Conclusion – Happily Ever After
By the end of Beauty and the Beast, Belle comes back to the castle and climbs to the West Wing balcony where she finds the Beast after his struggle with Gaston. He climbs up to her and they hold hands, and while they embrace, Gaston suddenly appears from behind and stabs the Beast. But then he loses his balance and falls to his death, removing him from the picture for good. Thought Belle saves the Beast before he can fall, he dies from his injuries. Belle is heartbroken and confesses that she loves him just as the last petal falls from the rose. This causes the spell to break and the Beast is brought back to life in his human form, as do all of his servants, especially after him and Belle kiss. Like many other fairy tales, Beauty and the Beast ended happily because Belle was able to look past the Beast's exterior and into his heart of gold, where she found the man of her dreams.

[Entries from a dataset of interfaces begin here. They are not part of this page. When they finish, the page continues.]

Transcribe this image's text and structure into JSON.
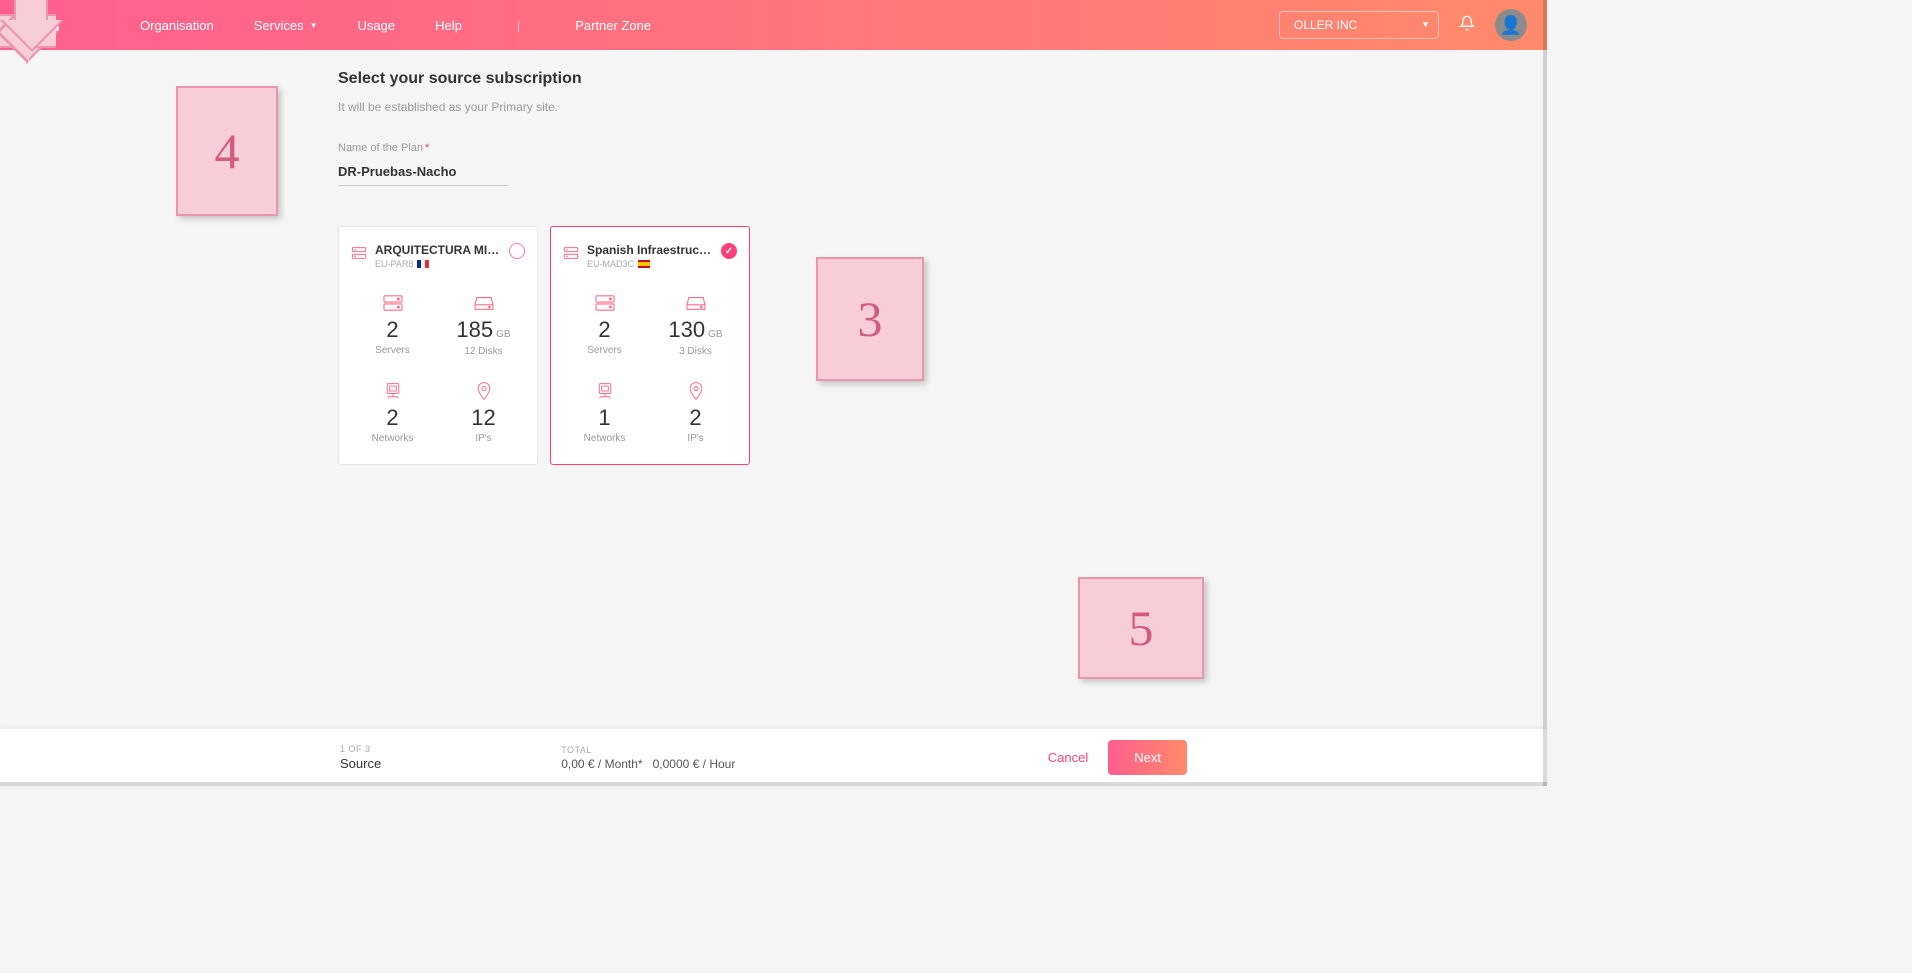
{
  "header": {
    "nav": {
      "organisation": "Organisation",
      "services": "Services",
      "usage": "Usage",
      "help": "Help",
      "partner_zone": "Partner Zone"
    },
    "org_selector": "OLLER INC"
  },
  "page": {
    "title": "Select your source subscription",
    "subtitle": "It will be established as your Primary site.",
    "plan_label": "Name of the Plan",
    "plan_value": "DR-Pruebas-Nacho"
  },
  "cards": [
    {
      "title": "ARQUITECTURA MICRO...",
      "region": "EU-PAR8",
      "flag": "fr",
      "selected": false,
      "stats": {
        "servers": {
          "value": "2",
          "label": "Servers"
        },
        "disks": {
          "value": "185",
          "unit": "GB",
          "label": "12 Disks"
        },
        "networks": {
          "value": "2",
          "label": "Networks"
        },
        "ips": {
          "value": "12",
          "label": "IP's"
        }
      }
    },
    {
      "title": "Spanish Infraestructure",
      "region": "EU-MAD3C",
      "flag": "es",
      "selected": true,
      "stats": {
        "servers": {
          "value": "2",
          "label": "Servers"
        },
        "disks": {
          "value": "130",
          "unit": "GB",
          "label": "3 Disks"
        },
        "networks": {
          "value": "1",
          "label": "Networks"
        },
        "ips": {
          "value": "2",
          "label": "IP's"
        }
      }
    }
  ],
  "footer": {
    "step_count": "1 OF 3",
    "step_name": "Source",
    "total_label": "TOTAL",
    "total_month": "0,00 € / Month*",
    "total_hour": "0,0000 € / Hour",
    "cancel": "Cancel",
    "next": "Next"
  },
  "callouts": {
    "c3": "3",
    "c4": "4",
    "c5": "5"
  }
}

In Hey Arnold!, Lila was finally out of the picture when Arnold's crush on her ended in "Timberly Loves Arnold," and series creator Craig Bartlett said he wanted this to happen in order to make more room for Arnold's relationship with Helga by the release of the films. Unfortunately, the show ended abruptly as it was supposed to conclude with the unproduced second film, The Jungle Movie. In it, Arnold would have finally reciprocated Helga's feelings and realized they were meant for each other. But Bartlett himself said that Arnold and Helga are meant for each other and would end up together in the long run. So while it was not seen, this series would have also had a happy fairy tale ending for our hero because he would have looked further beyond Helga's rough exterior and into her interior more carefully. And in doing so, he would have finally found the girl of his dreams.